The genus Agathis (Araucariaceae) includes about 13 species of tropical to warm temperate trees found from Malesia, through Australia to New Zealand. Kauri (Agathis australis) is a dominant tree in lowland forests of northern New Zealand (Steward and Beveridge 2010). Giant individual trees can reach over 4.5 m in trunk diameter and exceed 1,000 years in age, and are cultural icons (Beever et al., 2009). In 1972 a Phytophthora was associated with dead and dying trees in a kauri forest stand on Great Barrier Island, an island off the northern New Zealand coast (Gadgil, 1974). Symptoms included yellowing of foliage, canopy thinning and occasional tree death. The causative organism was identified as P. heveae by J. Stamps of the Commonwealth Mycological Institute (Gadgil, 1974). In 2006, Phytophthora ‘taxon Agathis’ was reported from kauri in a forest west of Auckland on regenerating and mature trees (Beever et al., 2009). The original identification of the causative organism as P. heveae was questioned, as the ITS–sequence of the isolate obtained from the Great Barrier Island and those from the mainland since 2006 was identical to P. castaneae. This raised the possibility that the kauri Phytophthora was a new species within Clade 5 of the genus (Blair et al. 2008). The ‘Kauri killing’ Phytophthora organism has been now formally described as Phytophthora agathidicida B.S. Weir, Beever, Pennycook & Bellgard (Weir et al., 2015), distinct from P. castaneae and other species of Phytophthora.
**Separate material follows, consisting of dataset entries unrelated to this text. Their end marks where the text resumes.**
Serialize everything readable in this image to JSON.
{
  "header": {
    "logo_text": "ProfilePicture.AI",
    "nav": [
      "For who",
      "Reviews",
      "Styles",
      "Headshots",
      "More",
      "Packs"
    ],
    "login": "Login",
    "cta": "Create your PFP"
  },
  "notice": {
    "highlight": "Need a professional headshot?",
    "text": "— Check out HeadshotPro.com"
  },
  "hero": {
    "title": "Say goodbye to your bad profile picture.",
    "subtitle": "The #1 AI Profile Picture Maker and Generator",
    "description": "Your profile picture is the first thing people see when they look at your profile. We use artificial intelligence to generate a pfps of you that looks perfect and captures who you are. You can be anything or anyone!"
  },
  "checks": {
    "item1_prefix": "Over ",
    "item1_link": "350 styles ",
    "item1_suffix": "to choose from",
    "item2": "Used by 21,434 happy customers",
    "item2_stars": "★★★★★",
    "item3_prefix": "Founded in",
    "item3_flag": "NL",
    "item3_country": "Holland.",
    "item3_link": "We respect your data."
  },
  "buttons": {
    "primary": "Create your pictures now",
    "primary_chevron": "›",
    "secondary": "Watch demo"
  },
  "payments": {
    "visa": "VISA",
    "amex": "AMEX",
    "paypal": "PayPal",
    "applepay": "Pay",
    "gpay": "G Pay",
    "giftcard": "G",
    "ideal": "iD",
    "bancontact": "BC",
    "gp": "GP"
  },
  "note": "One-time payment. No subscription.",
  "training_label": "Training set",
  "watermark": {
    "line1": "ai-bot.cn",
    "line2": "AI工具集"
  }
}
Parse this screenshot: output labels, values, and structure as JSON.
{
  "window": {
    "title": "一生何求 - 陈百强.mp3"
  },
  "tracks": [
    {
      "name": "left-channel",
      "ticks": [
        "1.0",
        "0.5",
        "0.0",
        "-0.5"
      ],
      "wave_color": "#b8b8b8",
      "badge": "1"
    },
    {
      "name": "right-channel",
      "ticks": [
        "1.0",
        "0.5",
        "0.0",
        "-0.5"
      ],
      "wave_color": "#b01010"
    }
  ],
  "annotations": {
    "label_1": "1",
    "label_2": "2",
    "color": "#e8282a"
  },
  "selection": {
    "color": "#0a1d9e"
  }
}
Differential oogonium ornamentation, together with the size of the oospore, was first recognised to be a diagnostic characteristic by Beever et al. (2009) in their study of representative isolates of the members of Clade 5. The mean oospore widths for P. cocois and P. heveae were not significantly different from each other nor from the Clade 5 mean, but oospore width of P. agathidicida is significantly larger than all other species and P. castaneae is significantly smaller than all other species (Weir et al., 2015). Oogonium wall ornamentation of P. agathidicida is mildly stipulate. Oospores nearly fill the oogonia with a mean width of 27.7 µm, and ranging between 19.8 –35 µm. Antheridia are amphigynous, globose; some have knots at the base. P. agathidicida is homothallic.
Sporangia are globose to ovoid-ellipsoid, papillate, borne terminally from long, thin, branched sporangiophores and could be formed via internal proliferation. Sporangia are non-caducous (although some isolates have a somewhat defined septum near the base of the sporangium). Sporangia have a mean width of 28.4 µm, ranging between12.4–50 µm, and a mean length of 39.6 µm, ranging between 14.9–75 µm.